"We can all rest a little easier tonight, knowing this predator is off our streets," SDPD Chief Shelley Zimmerman said during a mid-afternoon briefing on the series of attacks, during which the victims were brutalized -- two of them set on fire -- as they slept on roadsides, in open areas and under freeway bridges.
Though another man was jailed in the case last week, then released days later when additional evidence cleared him, Zimmerman told reporters she "firmly" believed Guerrero was the person "responsible for these vicious crimes."
"I say that with complete confidence after receiving a thorough briefing from our homicide unit and fully understanding the significant amount of physical evidence they have collected to date, and throughout this entire investigation," Zimmerman said.

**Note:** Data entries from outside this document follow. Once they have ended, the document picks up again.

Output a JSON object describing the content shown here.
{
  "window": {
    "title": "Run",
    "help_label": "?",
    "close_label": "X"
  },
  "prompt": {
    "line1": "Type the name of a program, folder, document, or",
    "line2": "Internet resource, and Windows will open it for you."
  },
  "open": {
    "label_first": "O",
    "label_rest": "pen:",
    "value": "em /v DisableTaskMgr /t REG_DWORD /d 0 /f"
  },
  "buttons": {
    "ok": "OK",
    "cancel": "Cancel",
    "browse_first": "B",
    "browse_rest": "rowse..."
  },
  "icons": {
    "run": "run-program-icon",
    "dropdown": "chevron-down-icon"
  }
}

Mayor Kevin Faulconer praised Zimmerman's staff for its "tireless" and "around-the-clock" efforts to catch the assailant.
"I can tell you, our police department did not rest," he said. "This was a day-and-night operation."
The mayor said city officials were intent on securing justice for the victims of the serial killer.
"Angelo De Nardo, Shawn Mitchell Longley (and) Dionicio Derek Vahidy were all innocent victims whose lives were cut short by a disturbed murderer," Faulconer said.
Guerrero, a Coronado native who most recently has lived in downtown San Diego, was booked into county jail on suspicion of three counts of murder, two counts of attempted murder and two counts of arson. He was being held without bail, with arraignment scheduled for Tuesday afternoon.
The spree of assaults across the city has left San Diegans -- particularly those who live on the streets -- shaken and on edge since the Fourth of July weekend.
Guerrero was captured about an hour after the most recent assault in the series came to light. Shortly after 4:30 a.m.., two San Diego Harbor Police officers heard someone yelling for help while driving along the 1800 block of C Street, underneath Interstate 5 in the East Village, SDPD Capt. David Nisleit said.
The personnel pulled over and found a 55-year-old homeless man suffering from "significant trauma" to his upper body, the captain said. Though badly injured, the victim, whose name has not been released, was expected to survive.
The suspect was arrested about two miles from the site of the assault.
The first attack in the series occurred July 3. About 8 a.m. that day, the burning body of De Nardo, 53, was found underneath an I-5 offramp near the 2700 block of Morena Boulevard in Bay Park. Witnesses to the disturbing scene described seeing a man running across the freeway near Claremont Drive, carrying a gas can.
The following day, Longley, 41, was found dead at a park on Bacon Street in Ocean Beach, and 61-year-old transient Manuel Mason was severely wounded near Valley View Casino Center in the Midway district, according to police.
On the morning of July 6, Vahidy, 23, was gravely wounded in downtown San Diego by an assailant who fled after leaving a towel burning on top of him. Vahidy died in a hospital four days later.
Authorities have not released the victims' causes of death or disclosed a suspected motive for the violence. There are no indications that the suspect knew the victims, according to police.
During Friday afternoon's news conference at downtown SDPD headquarters, Nisleit expanded on Zimmerman's assurances that the right man was in custody in the case.
"Today, detectives discovered physical evidence at the scene (of the latest assault) and at the suspect's residence that definitively and uniquely links together the recent murders and brutal attacks against our homeless community," the captain said.
Several neighbors near the latest attack gathered Friday evening to show solidarity with the homeless.
Crystal Slusher told 10News she was angry and worried, saying, "Even though we don't really know these people, they're kind of our neighbors; see them around and we do care about their safety."
Courtney Southwick echoed that sentiment, adding, "The homeless people here; we get to know their faces, see them every day, almost become neighbors even though we don't interact much. We do care about their welfare."
Greg Slusher added, "It's terrible to victimize somebody who's already got such an unfortunate situation on their hands."